**Problem to solve:**
Print the following entries without any change.

┌──

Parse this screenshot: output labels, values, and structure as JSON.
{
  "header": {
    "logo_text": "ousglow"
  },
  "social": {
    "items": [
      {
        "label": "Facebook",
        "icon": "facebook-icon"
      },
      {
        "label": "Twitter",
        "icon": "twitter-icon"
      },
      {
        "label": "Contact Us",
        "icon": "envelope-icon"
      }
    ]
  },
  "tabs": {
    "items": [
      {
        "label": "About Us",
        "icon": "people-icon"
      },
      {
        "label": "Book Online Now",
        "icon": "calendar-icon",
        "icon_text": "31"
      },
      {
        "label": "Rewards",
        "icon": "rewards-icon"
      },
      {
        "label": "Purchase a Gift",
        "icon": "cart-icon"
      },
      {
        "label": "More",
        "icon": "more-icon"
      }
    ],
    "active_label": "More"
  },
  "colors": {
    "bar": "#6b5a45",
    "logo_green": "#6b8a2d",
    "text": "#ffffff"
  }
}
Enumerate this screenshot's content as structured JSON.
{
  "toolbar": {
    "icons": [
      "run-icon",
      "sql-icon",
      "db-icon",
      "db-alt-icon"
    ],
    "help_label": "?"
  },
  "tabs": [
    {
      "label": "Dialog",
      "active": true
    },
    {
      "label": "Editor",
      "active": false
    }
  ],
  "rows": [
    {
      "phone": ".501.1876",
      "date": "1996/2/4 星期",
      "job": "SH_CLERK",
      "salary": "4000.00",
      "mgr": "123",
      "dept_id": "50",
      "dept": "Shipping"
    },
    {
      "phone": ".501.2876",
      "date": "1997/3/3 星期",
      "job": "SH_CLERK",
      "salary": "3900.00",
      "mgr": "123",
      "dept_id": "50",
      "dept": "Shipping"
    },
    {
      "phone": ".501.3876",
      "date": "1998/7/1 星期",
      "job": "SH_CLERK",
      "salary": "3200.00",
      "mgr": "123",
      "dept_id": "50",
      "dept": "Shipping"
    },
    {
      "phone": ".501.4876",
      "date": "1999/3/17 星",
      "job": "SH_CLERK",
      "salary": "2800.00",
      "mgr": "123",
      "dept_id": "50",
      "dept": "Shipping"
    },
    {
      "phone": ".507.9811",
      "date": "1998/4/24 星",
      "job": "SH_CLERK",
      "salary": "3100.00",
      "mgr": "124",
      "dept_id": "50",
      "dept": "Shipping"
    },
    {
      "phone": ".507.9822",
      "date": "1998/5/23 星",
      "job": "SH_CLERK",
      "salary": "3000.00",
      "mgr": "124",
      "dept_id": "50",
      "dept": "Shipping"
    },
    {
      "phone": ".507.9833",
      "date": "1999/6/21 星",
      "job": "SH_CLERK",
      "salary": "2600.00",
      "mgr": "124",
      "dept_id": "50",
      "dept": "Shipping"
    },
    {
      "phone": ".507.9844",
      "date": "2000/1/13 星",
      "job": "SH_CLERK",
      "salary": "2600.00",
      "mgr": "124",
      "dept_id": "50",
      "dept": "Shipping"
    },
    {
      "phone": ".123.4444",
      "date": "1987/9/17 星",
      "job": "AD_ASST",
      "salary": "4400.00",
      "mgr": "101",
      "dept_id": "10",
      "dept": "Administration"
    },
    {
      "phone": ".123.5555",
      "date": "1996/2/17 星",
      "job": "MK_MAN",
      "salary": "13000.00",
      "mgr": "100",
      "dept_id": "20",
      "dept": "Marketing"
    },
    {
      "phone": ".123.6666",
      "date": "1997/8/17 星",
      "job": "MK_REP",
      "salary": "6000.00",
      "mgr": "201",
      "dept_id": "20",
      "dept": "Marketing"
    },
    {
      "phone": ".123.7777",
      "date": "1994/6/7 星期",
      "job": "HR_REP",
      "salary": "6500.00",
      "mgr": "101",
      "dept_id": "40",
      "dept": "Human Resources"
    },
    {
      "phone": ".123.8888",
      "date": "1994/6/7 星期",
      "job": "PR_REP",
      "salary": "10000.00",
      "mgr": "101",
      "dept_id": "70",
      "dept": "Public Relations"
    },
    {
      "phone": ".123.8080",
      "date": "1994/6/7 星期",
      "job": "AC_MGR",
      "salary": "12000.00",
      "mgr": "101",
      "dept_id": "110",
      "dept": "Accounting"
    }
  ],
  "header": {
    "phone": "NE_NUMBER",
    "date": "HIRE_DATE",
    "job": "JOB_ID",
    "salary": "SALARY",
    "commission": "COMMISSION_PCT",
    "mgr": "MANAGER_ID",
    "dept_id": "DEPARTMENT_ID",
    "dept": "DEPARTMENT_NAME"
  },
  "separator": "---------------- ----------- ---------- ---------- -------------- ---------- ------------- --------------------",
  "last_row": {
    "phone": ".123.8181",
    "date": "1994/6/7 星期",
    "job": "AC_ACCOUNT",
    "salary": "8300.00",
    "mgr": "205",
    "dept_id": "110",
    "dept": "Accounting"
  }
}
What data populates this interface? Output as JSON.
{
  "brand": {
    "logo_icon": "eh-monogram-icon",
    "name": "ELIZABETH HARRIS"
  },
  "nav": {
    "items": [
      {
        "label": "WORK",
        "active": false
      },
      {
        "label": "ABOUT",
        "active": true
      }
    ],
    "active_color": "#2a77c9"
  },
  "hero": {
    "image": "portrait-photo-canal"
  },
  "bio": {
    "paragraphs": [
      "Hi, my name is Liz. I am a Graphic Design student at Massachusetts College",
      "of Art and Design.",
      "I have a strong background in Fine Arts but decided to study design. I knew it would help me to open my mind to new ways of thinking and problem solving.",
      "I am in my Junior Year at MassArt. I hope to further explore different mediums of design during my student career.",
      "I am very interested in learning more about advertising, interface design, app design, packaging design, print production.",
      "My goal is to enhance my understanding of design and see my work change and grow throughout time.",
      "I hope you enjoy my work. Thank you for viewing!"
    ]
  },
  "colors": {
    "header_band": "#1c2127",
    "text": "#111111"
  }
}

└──

**Result:**
Parse this screenshot: output labels, values, and structure as JSON.
{
  "header": {
    "logo_text": "ousglow"
  },
  "social": {
    "items": [
      {
        "label": "Facebook",
        "icon": "facebook-icon"
      },
      {
        "label": "Twitter",
        "icon": "twitter-icon"
      },
      {
        "label": "Contact Us",
        "icon": "envelope-icon"
      }
    ]
  },
  "tabs": {
    "items": [
      {
        "label": "About Us",
        "icon": "people-icon"
      },
      {
        "label": "Book Online Now",
        "icon": "calendar-icon",
        "icon_text": "31"
      },
      {
        "label": "Rewards",
        "icon": "rewards-icon"
      },
      {
        "label": "Purchase a Gift",
        "icon": "cart-icon"
      },
      {
        "label": "More",
        "icon": "more-icon"
      }
    ],
    "active_label": "More"
  },
  "colors": {
    "bar": "#6b5a45",
    "logo_green": "#6b8a2d",
    "text": "#ffffff"
  }
}
Enumerate this screenshot's content as structured JSON.
{
  "toolbar": {
    "icons": [
      "run-icon",
      "sql-icon",
      "db-icon",
      "db-alt-icon"
    ],
    "help_label": "?"
  },
  "tabs": [
    {
      "label": "Dialog",
      "active": true
    },
    {
      "label": "Editor",
      "active": false
    }
  ],
  "rows": [
    {
      "phone": ".501.1876",
      "date": "1996/2/4 星期",
      "job": "SH_CLERK",
      "salary": "4000.00",
      "mgr": "123",
      "dept_id": "50",
      "dept": "Shipping"
    },
    {
      "phone": ".501.2876",
      "date": "1997/3/3 星期",
      "job": "SH_CLERK",
      "salary": "3900.00",
      "mgr": "123",
      "dept_id": "50",
      "dept": "Shipping"
    },
    {
      "phone": ".501.3876",
      "date": "1998/7/1 星期",
      "job": "SH_CLERK",
      "salary": "3200.00",
      "mgr": "123",
      "dept_id": "50",
      "dept": "Shipping"
    },
    {
      "phone": ".501.4876",
      "date": "1999/3/17 星",
      "job": "SH_CLERK",
      "salary": "2800.00",
      "mgr": "123",
      "dept_id": "50",
      "dept": "Shipping"
    },
    {
      "phone": ".507.9811",
      "date": "1998/4/24 星",
      "job": "SH_CLERK",
      "salary": "3100.00",
      "mgr": "124",
      "dept_id": "50",
      "dept": "Shipping"
    },
    {
      "phone": ".507.9822",
      "date": "1998/5/23 星",
      "job": "SH_CLERK",
      "salary": "3000.00",
      "mgr": "124",
      "dept_id": "50",
      "dept": "Shipping"
    },
    {
      "phone": ".507.9833",
      "date": "1999/6/21 星",
      "job": "SH_CLERK",
      "salary": "2600.00",
      "mgr": "124",
      "dept_id": "50",
      "dept": "Shipping"
    },
    {
      "phone": ".507.9844",
      "date": "2000/1/13 星",
      "job": "SH_CLERK",
      "salary": "2600.00",
      "mgr": "124",
      "dept_id": "50",
      "dept": "Shipping"
    },
    {
      "phone": ".123.4444",
      "date": "1987/9/17 星",
      "job": "AD_ASST",
      "salary": "4400.00",
      "mgr": "101",
      "dept_id": "10",
      "dept": "Administration"
    },
    {
      "phone": ".123.5555",
      "date": "1996/2/17 星",
      "job": "MK_MAN",
      "salary": "13000.00",
      "mgr": "100",
      "dept_id": "20",
      "dept": "Marketing"
    },
    {
      "phone": ".123.6666",
      "date": "1997/8/17 星",
      "job": "MK_REP",
      "salary": "6000.00",
      "mgr": "201",
      "dept_id": "20",
      "dept": "Marketing"
    },
    {
      "phone": ".123.7777",
      "date": "1994/6/7 星期",
      "job": "HR_REP",
      "salary": "6500.00",
      "mgr": "101",
      "dept_id": "40",
      "dept": "Human Resources"
    },
    {
      "phone": ".123.8888",
      "date": "1994/6/7 星期",
      "job": "PR_REP",
      "salary": "10000.00",
      "mgr": "101",
      "dept_id": "70",
      "dept": "Public Relations"
    },
    {
      "phone": ".123.8080",
      "date": "1994/6/7 星期",
      "job": "AC_MGR",
      "salary": "12000.00",
      "mgr": "101",
      "dept_id": "110",
      "dept": "Accounting"
    }
  ],
  "header": {
    "phone": "NE_NUMBER",
    "date": "HIRE_DATE",
    "job": "JOB_ID",
    "salary": "SALARY",
    "commission": "COMMISSION_PCT",
    "mgr": "MANAGER_ID",
    "dept_id": "DEPARTMENT_ID",
    "dept": "DEPARTMENT_NAME"
  },
  "separator": "---------------- ----------- ---------- ---------- -------------- ---------- ------------- --------------------",
  "last_row": {
    "phone": ".123.8181",
    "date": "1994/6/7 星期",
    "job": "AC_ACCOUNT",
    "salary": "8300.00",
    "mgr": "205",
    "dept_id": "110",
    "dept": "Accounting"
  }
}
What data populates this interface? Output as JSON.
{
  "brand": {
    "logo_icon": "eh-monogram-icon",
    "name": "ELIZABETH HARRIS"
  },
  "nav": {
    "items": [
      {
        "label": "WORK",
        "active": false
      },
      {
        "label": "ABOUT",
        "active": true
      }
    ],
    "active_color": "#2a77c9"
  },
  "hero": {
    "image": "portrait-photo-canal"
  },
  "bio": {
    "paragraphs": [
      "Hi, my name is Liz. I am a Graphic Design student at Massachusetts College",
      "of Art and Design.",
      "I have a strong background in Fine Arts but decided to study design. I knew it would help me to open my mind to new ways of thinking and problem solving.",
      "I am in my Junior Year at MassArt. I hope to further explore different mediums of design during my student career.",
      "I am very interested in learning more about advertising, interface design, app design, packaging design, print production.",
      "My goal is to enhance my understanding of design and see my work change and grow throughout time.",
      "I hope you enjoy my work. Thank you for viewing!"
    ]
  },
  "colors": {
    "header_band": "#1c2127",
    "text": "#111111"
  }
}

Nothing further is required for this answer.